The book takes place in London, 1885. But it jumps around in time to tell the history of the main characters and how their lives intertwine. A great deal of the plot takes place during the American civil war on the battlefields actually, which surprised me, because I picked this up thinking we would stay firmly in London. Thank god it did cover so much ground because there is 700 plus pages to cover here, and multiple settings is necessary to keep the reader interested for such a long time. When the book opens we meet the William Pinkerton, who has arrived in London searching for famous thief Edward Shade. His reason for hunting this particular criminal down is due to the recent death of his father who was also a famous detective searching for Shade before he passed away. It’s not clear at the beginning how William knows about Shade, or why he is so important, but Price drops tiny clues for us along the way so readers are forced to use their own detective skills to make sense of this complicated but satisfactory plot.

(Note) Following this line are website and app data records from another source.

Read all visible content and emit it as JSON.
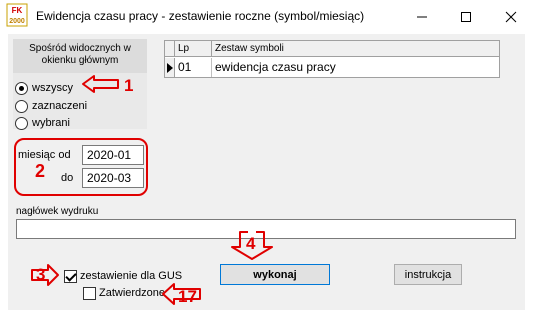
{
  "window": {
    "title": "Ewidencja czasu pracy - zestawienie roczne  (symbol/miesiąc)",
    "app_icon_text": "FK 2000"
  },
  "filter": {
    "header": "Spośród widocznych w okienku głównym",
    "options": [
      {
        "label": "wszyscy",
        "selected": true
      },
      {
        "label": "zaznaczeni",
        "selected": false
      },
      {
        "label": "wybrani",
        "selected": false
      }
    ]
  },
  "months": {
    "from_label": "miesiąc od",
    "from_value": "2020-01",
    "to_label": "do",
    "to_value": "2020-03"
  },
  "grid": {
    "columns": [
      "Lp",
      "Zestaw symboli"
    ],
    "rows": [
      {
        "lp": "01",
        "name": "ewidencja czasu pracy"
      }
    ]
  },
  "header_field": {
    "label": "nagłówek wydruku",
    "value": ""
  },
  "options": {
    "gus_label": "zestawienie dla GUS",
    "gus_checked": true,
    "approved_label": "Zatwierdzone",
    "approved_checked": false
  },
  "buttons": {
    "run": "wykonaj",
    "instructions": "instrukcja"
  },
  "annotations": {
    "n1": "1",
    "n2": "2",
    "n3": "3",
    "n4": "4",
    "n17": "17"
  },
  "colors": {
    "annotation": "#e00000",
    "focus": "#0078d7",
    "client_bg": "#f0f0f0"
  }
}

Now I’m not a fan of long books, in fact I think most books could be shorter than how they eventually end up so I must admit I felt the same way about this book; I think it would have been tighter had it not been so long. But I did really enjoy it, the weaving in and out of the present day helped ‘shorten’ the book for me, so I didn’t dread picking up the giant tome. And as I mentioned above we find ourselves all over the world at various points in the story, so we don’t get ‘stuck’ somewhere or with someone for too long. The character of Adam Foole (who is a bit of a foil to William) was by far my favourite, he had amazing depth, and even though he had done terrible things in his life he was sympathetically drawn and perpetually surprising.
So I won’t say this is one of the best books that I read in 2017, but it was certainly up there, and I did genuinely enjoy it. But it’s not for someone looking for a quick fix, it’s an investment in time and wrist strength (and I was reading the paperback!) but you won’t be disappointed if you put in the effort. You might want to do a few forearm curls before you start though.